Task prompt:
Go through the records below and copy out every line that contains the word "March".

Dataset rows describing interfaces
__________________________________________________

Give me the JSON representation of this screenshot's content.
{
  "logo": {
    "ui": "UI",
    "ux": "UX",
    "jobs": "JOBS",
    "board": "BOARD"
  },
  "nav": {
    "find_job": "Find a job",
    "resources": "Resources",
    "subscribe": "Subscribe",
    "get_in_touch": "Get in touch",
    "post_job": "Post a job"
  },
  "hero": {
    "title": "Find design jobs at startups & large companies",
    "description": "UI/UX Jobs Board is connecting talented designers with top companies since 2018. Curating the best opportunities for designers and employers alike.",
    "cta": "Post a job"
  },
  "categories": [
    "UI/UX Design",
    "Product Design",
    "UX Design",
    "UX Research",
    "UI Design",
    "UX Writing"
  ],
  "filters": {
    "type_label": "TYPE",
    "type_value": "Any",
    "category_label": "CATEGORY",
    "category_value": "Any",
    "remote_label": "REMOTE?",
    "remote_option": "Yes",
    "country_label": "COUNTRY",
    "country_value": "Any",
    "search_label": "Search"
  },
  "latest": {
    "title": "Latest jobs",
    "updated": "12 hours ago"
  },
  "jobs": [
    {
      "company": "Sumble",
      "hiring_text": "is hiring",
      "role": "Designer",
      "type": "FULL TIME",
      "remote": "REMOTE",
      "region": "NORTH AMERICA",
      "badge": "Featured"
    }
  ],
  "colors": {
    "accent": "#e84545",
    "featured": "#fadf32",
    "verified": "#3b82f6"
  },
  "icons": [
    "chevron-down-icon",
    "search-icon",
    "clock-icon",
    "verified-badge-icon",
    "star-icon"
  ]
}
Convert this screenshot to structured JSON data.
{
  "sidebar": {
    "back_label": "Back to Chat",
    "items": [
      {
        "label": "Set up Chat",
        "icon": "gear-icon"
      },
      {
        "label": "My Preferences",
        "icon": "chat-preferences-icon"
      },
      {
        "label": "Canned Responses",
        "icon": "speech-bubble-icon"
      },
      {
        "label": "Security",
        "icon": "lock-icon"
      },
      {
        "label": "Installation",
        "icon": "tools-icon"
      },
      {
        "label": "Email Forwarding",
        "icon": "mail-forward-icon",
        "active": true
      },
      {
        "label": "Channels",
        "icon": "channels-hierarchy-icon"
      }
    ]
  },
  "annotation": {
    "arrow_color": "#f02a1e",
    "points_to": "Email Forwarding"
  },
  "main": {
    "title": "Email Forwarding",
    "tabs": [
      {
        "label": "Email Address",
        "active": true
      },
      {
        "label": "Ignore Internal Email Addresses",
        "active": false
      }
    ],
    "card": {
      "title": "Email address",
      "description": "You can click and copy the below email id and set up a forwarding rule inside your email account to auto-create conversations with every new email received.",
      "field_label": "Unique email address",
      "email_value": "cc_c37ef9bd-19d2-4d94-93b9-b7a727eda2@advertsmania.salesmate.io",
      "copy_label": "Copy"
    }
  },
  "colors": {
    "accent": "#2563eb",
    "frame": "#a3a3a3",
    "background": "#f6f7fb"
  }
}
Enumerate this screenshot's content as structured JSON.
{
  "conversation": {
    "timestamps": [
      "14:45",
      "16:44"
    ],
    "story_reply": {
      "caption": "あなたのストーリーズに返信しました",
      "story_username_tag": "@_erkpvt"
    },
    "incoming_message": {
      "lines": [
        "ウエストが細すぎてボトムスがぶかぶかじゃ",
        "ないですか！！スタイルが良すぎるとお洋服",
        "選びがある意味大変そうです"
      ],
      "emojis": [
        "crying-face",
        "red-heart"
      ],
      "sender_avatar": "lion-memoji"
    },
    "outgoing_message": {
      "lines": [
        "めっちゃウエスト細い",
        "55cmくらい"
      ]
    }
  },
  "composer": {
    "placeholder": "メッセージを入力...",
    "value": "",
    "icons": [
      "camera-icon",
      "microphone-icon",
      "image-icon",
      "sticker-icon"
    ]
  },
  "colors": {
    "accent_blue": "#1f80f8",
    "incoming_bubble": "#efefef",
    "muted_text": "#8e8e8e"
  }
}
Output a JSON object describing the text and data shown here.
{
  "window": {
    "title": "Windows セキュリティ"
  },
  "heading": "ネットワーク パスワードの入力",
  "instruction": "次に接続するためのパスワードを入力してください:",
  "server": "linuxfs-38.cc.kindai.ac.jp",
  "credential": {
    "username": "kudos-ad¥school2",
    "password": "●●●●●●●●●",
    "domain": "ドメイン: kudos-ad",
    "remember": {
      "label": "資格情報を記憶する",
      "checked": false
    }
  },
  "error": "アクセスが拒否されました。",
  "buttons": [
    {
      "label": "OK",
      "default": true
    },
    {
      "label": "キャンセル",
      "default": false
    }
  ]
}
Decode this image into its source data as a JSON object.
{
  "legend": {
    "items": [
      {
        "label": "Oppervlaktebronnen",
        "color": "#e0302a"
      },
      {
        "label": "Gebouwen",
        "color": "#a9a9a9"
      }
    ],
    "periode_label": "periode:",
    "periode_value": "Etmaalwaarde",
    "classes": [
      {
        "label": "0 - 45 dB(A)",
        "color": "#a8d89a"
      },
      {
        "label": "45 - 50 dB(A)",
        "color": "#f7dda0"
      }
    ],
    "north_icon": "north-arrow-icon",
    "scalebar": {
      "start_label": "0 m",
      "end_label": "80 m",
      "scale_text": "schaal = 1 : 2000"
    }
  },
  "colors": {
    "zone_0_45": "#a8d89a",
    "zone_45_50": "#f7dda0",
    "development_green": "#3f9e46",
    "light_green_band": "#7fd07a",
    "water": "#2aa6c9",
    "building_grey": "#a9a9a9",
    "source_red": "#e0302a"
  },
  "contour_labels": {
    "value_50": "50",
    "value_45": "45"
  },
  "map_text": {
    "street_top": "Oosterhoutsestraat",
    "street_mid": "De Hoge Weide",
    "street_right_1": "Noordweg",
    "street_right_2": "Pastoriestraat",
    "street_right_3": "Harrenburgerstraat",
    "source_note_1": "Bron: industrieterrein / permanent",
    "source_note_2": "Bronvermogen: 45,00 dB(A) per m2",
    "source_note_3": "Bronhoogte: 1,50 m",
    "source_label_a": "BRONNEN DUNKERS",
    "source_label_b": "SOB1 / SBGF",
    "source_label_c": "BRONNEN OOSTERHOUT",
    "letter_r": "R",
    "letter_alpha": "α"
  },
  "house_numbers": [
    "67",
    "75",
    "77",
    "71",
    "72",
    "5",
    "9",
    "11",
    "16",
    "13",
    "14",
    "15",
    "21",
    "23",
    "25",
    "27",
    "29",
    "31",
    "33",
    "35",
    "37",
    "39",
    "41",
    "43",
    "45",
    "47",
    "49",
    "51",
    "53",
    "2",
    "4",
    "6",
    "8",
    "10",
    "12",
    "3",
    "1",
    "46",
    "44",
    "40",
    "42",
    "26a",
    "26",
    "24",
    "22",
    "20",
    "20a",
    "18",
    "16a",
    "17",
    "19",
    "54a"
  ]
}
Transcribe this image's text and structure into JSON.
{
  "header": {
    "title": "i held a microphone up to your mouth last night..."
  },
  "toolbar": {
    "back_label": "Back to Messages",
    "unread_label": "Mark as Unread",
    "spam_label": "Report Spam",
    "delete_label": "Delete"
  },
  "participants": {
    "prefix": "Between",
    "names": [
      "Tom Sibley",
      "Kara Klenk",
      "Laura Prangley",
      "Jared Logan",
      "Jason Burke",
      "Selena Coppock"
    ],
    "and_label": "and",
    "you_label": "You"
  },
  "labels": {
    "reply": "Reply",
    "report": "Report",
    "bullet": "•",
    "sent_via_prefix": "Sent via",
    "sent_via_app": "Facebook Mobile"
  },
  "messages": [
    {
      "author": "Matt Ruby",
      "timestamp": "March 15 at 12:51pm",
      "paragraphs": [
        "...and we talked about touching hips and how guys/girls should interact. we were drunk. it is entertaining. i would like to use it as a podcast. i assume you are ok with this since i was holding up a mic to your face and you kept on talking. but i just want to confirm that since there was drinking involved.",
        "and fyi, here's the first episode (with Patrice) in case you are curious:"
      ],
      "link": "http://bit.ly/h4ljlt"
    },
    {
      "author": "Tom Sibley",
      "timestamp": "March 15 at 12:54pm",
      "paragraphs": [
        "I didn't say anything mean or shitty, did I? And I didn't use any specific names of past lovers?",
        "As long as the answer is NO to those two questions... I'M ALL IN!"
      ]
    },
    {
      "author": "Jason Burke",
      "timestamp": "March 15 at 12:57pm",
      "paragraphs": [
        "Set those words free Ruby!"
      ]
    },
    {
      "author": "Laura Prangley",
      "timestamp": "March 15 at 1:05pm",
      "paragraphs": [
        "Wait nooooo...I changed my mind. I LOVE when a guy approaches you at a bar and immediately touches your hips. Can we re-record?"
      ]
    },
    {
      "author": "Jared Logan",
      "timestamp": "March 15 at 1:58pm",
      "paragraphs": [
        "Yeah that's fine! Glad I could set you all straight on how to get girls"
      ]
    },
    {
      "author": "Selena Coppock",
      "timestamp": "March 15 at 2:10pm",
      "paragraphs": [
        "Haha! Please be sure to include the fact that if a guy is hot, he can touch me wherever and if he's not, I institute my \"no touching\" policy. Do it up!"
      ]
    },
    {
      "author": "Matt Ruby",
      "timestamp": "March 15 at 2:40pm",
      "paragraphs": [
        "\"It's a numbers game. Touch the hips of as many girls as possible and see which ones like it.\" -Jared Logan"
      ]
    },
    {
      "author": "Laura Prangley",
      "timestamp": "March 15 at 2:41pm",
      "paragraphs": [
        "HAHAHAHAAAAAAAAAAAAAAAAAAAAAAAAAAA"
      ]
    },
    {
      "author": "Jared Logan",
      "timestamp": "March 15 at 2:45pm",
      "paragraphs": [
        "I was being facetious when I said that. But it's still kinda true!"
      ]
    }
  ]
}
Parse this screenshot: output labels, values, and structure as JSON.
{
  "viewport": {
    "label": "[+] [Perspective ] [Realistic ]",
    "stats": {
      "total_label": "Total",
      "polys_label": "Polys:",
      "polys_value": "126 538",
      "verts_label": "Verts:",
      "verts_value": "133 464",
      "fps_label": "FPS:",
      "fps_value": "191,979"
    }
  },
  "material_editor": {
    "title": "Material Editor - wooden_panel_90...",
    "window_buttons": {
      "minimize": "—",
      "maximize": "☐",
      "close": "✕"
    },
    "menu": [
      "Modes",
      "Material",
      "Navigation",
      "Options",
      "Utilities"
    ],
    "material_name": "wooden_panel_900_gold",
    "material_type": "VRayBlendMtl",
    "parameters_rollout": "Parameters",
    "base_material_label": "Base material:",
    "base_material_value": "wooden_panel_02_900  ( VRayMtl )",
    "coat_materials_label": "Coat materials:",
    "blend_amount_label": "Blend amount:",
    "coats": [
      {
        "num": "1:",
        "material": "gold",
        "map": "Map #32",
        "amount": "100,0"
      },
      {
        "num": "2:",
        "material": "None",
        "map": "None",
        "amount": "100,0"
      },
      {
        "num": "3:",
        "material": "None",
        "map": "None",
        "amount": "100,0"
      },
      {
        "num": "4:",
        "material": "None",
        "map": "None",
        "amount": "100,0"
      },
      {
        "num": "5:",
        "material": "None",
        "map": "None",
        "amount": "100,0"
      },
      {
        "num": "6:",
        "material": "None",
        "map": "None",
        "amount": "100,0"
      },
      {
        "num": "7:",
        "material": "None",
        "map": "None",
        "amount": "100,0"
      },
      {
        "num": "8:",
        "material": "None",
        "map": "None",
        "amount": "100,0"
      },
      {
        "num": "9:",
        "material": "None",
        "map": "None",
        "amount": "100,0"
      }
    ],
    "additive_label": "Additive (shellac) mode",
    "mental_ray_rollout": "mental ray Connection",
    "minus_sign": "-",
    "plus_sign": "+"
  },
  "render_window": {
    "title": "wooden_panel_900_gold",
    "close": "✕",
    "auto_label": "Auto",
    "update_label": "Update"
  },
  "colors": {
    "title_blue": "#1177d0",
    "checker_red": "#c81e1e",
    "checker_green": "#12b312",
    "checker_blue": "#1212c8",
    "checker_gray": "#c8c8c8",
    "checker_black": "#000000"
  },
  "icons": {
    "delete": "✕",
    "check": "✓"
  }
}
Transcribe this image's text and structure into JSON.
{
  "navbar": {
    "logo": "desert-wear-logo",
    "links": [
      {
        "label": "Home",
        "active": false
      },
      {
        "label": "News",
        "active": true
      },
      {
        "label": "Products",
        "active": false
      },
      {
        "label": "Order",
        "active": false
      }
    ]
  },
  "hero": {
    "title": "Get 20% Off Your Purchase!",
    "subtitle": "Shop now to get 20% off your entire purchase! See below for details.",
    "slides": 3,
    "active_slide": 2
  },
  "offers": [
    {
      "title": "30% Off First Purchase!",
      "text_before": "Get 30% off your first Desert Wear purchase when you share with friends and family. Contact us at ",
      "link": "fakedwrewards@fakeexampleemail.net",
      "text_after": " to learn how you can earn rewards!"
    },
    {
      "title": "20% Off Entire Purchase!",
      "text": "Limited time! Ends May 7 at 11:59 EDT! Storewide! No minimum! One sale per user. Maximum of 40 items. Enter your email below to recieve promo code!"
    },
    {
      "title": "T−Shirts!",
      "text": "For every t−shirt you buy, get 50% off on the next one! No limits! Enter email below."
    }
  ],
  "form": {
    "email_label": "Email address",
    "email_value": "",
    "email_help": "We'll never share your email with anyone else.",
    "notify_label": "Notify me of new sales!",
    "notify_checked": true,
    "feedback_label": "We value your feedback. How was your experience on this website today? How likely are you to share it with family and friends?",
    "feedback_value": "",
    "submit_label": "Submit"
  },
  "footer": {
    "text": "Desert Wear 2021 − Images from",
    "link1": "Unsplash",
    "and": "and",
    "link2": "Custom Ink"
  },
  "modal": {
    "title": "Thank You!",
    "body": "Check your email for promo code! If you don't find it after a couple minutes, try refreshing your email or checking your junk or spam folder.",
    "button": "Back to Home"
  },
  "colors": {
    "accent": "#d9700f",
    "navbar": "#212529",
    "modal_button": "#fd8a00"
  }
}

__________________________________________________

Written solution:
      "timestamp": "March 15 at 12:51pm",
      "timestamp": "March 15 at 12:54pm",
      "timestamp": "March 15 at 12:57pm",
      "timestamp": "March 15 at 1:05pm",
      "timestamp": "March 15 at 1:58pm",
      "timestamp": "March 15 at 2:10pm",
      "timestamp": "March 15 at 2:40pm",
      "timestamp": "March 15 at 2:41pm",
      "timestamp": "March 15 at 2:45pm",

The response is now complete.